submit video proposal 

Enjoyed these videos? Would you like to make your own improvised versions of these? If so please, subscribe to our YouTube Channel and upload them there!

Witness convection in action with this simple experiment.

Build a simple hologram pyramid based on the principles of refraction and reflection.

Create a replica of the first electrical motor that was ever built.

Create your own non-Newtonian liquid, which is not only scientifically interesting, but fun, too.

Pendulums are one of the simplest tools in physics, nevertheless we can learn a lot about the fundamental laws of physics and Earth’s gravity by studying a simple pendulum. 

We can calculate the speed of light with a microwave oven, a chocolate bar, and some mathematical constants.

Create the forces necessary to generate a vortex that looks just like a tornado.

Demonstrating resonance with a coupled pendulum built with apples.

One of the most fundamental laws of Physics is that all objects tend to minimize their potential energy.

Experiment with the ways your brain sorts out (and mixes up!) different kinds of information.

Learn how to make it rain in a jar!

How and why does pepper float on water?

Expert Tips on Making Short Videos 

1. Filming

Clean the lens: It sounds silly and simple, but this is always a great place to start.

Landscape: Video that’s shot in horizontal / landscape orientation is still generally the most pleasing to watch, but that doesn’t mean it’s the only way you should shoot. You can experiment with something different and film vertically.

4K vs Full HD: Full HD is 1,920 x 1,080 pixels and 4K is 3,840 x 2,160 pixels resolution. Many premium smartphones can shoot for 4K nowadays but do you need 4K quality? Probably not. Most people don’t choose to watch (or even have the ability to watch, in some situations) 4K videos. You can select the resolution you want to film in the settings.

Framing: Fill the frame with your subject. You can also put him or her or it slightly off-center to create a more visually interesting scene. Just play around and see what looks best.

Stabilize the smartphone: Smartphones, because of their size, are prone to shake. This will often make you video look amateurish. If you don’t have a tripod or stabiliser, remember to have your thumb and forefinger on either side of the Smartphone. Pull your elbows into your body and that will give you some stability. You can also lean your phone up against a heavy object on a flat surface without covering up the camera. Just keep in mind where the lens is.

Zoom: Don’t use the digital zoom of the smartphone. If you want a close up of your subject, get closer to it.
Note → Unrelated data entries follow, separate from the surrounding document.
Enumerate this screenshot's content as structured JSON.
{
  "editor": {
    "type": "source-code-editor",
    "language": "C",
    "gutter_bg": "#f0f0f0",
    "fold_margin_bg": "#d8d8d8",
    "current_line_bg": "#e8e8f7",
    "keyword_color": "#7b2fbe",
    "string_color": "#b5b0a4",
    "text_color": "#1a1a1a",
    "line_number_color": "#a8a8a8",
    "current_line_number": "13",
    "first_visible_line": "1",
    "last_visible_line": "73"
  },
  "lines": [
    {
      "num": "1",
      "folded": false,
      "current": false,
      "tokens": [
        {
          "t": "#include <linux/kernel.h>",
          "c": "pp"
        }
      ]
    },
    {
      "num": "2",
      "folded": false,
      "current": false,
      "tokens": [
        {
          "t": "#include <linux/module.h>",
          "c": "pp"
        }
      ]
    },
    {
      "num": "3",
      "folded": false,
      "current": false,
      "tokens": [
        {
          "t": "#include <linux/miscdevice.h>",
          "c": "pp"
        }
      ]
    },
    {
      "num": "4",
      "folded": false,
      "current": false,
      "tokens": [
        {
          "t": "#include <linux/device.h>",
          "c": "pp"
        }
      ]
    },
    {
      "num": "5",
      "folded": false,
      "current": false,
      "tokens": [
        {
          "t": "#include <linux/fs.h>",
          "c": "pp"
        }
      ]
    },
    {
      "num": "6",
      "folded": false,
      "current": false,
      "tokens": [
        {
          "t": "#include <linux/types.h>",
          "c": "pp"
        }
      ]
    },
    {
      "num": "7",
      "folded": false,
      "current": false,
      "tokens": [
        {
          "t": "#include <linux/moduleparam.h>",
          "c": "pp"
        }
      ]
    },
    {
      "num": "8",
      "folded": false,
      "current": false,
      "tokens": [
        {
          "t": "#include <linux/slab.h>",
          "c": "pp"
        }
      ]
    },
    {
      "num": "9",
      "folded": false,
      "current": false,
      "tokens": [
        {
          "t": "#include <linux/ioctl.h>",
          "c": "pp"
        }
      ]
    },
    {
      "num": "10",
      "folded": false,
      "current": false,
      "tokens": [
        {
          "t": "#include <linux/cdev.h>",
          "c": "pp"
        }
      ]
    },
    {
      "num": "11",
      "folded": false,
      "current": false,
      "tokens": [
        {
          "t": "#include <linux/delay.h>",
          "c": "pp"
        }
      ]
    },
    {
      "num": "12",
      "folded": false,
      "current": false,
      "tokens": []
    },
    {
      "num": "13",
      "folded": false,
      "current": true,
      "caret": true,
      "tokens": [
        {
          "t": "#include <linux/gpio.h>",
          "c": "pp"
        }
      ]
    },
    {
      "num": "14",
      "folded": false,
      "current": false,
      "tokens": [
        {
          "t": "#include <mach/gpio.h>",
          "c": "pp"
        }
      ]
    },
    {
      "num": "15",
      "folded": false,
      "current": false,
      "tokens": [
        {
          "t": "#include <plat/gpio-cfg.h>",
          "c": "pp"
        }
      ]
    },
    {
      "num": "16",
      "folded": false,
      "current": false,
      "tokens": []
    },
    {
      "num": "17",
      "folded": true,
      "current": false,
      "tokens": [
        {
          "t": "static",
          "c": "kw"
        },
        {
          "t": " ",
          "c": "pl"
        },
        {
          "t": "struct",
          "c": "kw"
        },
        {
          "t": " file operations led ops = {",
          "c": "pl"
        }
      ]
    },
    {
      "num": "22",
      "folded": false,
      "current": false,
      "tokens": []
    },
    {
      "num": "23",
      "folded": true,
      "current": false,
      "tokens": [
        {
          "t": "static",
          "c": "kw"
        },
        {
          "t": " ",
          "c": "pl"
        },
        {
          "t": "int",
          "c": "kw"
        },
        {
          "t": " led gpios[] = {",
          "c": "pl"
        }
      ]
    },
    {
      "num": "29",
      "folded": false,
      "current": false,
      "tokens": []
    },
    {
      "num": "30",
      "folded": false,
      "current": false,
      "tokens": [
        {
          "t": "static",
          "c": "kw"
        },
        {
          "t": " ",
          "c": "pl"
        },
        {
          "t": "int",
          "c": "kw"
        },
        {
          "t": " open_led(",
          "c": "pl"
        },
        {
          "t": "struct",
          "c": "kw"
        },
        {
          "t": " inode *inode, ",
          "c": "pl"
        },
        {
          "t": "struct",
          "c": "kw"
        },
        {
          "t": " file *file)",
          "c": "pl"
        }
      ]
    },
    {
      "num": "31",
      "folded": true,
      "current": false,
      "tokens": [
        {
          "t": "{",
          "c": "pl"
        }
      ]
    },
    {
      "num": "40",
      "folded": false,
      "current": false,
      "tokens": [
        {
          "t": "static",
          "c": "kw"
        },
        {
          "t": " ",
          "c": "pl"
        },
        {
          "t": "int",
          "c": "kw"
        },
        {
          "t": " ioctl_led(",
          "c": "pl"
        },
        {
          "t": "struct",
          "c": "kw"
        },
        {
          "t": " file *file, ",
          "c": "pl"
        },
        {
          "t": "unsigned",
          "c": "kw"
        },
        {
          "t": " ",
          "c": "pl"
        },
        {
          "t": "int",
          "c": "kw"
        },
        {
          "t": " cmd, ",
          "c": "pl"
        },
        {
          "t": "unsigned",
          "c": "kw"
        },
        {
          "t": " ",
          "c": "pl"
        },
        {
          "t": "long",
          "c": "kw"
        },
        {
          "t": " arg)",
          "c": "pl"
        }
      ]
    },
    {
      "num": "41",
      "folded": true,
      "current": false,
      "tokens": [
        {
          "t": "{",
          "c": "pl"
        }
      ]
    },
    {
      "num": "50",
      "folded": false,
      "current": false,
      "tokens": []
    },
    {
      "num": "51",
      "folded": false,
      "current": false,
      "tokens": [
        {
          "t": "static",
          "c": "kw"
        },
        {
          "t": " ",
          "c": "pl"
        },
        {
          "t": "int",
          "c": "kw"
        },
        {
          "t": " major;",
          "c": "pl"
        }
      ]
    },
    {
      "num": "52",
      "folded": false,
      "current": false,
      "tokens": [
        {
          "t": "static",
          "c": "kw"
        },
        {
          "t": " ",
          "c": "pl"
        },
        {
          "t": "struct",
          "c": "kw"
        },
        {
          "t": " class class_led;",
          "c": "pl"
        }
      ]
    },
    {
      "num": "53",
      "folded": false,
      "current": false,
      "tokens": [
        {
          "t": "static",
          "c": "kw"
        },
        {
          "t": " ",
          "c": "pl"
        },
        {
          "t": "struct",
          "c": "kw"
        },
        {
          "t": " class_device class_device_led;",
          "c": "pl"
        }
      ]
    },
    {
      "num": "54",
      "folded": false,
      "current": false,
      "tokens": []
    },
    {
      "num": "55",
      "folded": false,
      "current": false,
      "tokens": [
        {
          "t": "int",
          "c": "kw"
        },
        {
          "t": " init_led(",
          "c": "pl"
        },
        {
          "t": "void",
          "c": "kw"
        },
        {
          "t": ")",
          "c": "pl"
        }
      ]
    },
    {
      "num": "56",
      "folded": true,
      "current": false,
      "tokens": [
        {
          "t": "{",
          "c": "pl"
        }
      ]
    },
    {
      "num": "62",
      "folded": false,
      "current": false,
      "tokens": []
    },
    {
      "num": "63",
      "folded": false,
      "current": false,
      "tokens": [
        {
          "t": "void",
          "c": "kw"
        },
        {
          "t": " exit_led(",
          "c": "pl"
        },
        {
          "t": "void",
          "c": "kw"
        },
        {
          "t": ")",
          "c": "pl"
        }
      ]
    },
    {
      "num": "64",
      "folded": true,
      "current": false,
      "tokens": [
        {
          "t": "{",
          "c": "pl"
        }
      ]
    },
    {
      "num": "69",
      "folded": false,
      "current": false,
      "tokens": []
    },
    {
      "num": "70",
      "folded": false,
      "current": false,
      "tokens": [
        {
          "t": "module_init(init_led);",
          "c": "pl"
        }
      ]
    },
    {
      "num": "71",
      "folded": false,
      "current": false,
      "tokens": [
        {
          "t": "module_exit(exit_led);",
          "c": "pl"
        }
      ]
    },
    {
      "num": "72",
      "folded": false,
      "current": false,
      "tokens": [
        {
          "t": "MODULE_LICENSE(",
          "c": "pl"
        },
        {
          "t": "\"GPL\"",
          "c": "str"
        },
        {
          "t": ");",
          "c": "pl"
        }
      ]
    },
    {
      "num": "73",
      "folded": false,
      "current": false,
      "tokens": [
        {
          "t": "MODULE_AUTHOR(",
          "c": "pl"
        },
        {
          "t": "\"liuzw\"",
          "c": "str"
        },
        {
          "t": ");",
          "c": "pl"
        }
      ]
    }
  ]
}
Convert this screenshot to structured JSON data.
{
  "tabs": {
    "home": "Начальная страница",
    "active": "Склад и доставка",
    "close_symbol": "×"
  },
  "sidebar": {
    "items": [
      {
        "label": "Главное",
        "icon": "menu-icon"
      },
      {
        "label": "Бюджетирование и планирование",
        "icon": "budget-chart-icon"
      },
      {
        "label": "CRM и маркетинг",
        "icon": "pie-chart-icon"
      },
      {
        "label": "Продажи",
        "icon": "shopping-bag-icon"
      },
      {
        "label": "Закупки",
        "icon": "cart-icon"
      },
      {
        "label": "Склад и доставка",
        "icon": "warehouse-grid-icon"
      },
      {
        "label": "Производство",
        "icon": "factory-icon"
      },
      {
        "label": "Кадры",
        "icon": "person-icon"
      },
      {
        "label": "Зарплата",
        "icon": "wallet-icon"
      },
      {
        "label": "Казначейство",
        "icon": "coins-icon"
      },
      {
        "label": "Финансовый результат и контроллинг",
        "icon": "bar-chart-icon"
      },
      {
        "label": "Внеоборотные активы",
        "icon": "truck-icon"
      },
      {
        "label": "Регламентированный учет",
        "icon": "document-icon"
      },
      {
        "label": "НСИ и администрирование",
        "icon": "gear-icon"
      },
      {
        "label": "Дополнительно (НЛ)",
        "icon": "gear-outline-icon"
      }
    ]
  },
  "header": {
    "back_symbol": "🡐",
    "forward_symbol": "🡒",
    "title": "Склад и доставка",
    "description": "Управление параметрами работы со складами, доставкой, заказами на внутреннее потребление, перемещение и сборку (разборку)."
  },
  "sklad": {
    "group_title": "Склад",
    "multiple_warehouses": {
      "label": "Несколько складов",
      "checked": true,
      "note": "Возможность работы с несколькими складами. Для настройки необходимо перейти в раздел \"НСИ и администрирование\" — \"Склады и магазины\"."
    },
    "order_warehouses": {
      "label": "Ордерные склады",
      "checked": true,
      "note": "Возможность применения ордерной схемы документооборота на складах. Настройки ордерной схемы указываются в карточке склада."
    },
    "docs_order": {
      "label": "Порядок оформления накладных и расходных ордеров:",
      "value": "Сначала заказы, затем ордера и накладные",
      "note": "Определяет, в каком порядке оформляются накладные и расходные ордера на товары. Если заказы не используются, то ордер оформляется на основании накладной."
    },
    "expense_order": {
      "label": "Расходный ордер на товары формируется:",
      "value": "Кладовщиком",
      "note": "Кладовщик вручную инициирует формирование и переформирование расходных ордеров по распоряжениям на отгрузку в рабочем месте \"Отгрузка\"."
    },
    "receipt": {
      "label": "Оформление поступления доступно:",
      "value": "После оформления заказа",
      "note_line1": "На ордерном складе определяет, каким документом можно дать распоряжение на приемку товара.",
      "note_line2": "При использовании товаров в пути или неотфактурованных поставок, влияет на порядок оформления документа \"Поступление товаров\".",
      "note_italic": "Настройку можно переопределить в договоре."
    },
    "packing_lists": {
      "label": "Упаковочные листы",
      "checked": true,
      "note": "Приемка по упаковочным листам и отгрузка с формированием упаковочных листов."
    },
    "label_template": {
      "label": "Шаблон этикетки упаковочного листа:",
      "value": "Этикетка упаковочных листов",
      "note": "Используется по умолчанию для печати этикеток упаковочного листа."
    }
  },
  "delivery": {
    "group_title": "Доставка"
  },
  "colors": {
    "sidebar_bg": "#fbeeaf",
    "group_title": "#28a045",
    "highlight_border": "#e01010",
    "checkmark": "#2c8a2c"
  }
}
Lighting: Smartphones are not great in low light, and you can get noisy or grainy video without enough light. If you are inside, be aware of the strongest light source in the room and don’t be opposite to it. If you are outside, early morning or early evening light is nearly always more flattering to your subject. Also, do not be afraid to move a subject to a better spot if you need more light.

Backlighting: Avoid backlit settings. You may be able to see people and their faces when they’re backlit, but your smartphone camera usually can’t and will output footage with a bright light haloing a dark figure. That figure will also have no visible features, meaning you just missed whatever it was you were trying to capture.

Storage: Make sure you have enough free space in your smartphone to store the footage. Video files are usually heavy!

Tips provided by Dr. Zuberoa Marcos, documentary film-maker, producer and director. Recording of a Masterclass on Visual Storytelling from Dr. Marcos is available here. 

storytelling tips


2. Editing

You can do light video editing in your smartphone’s own photos app, like trimming the length of the video, or maybe applying a few basic filters. To do anything more advanced, though, you’re going to have to try out some different video-editing applications.

Filming and video-editing Applications: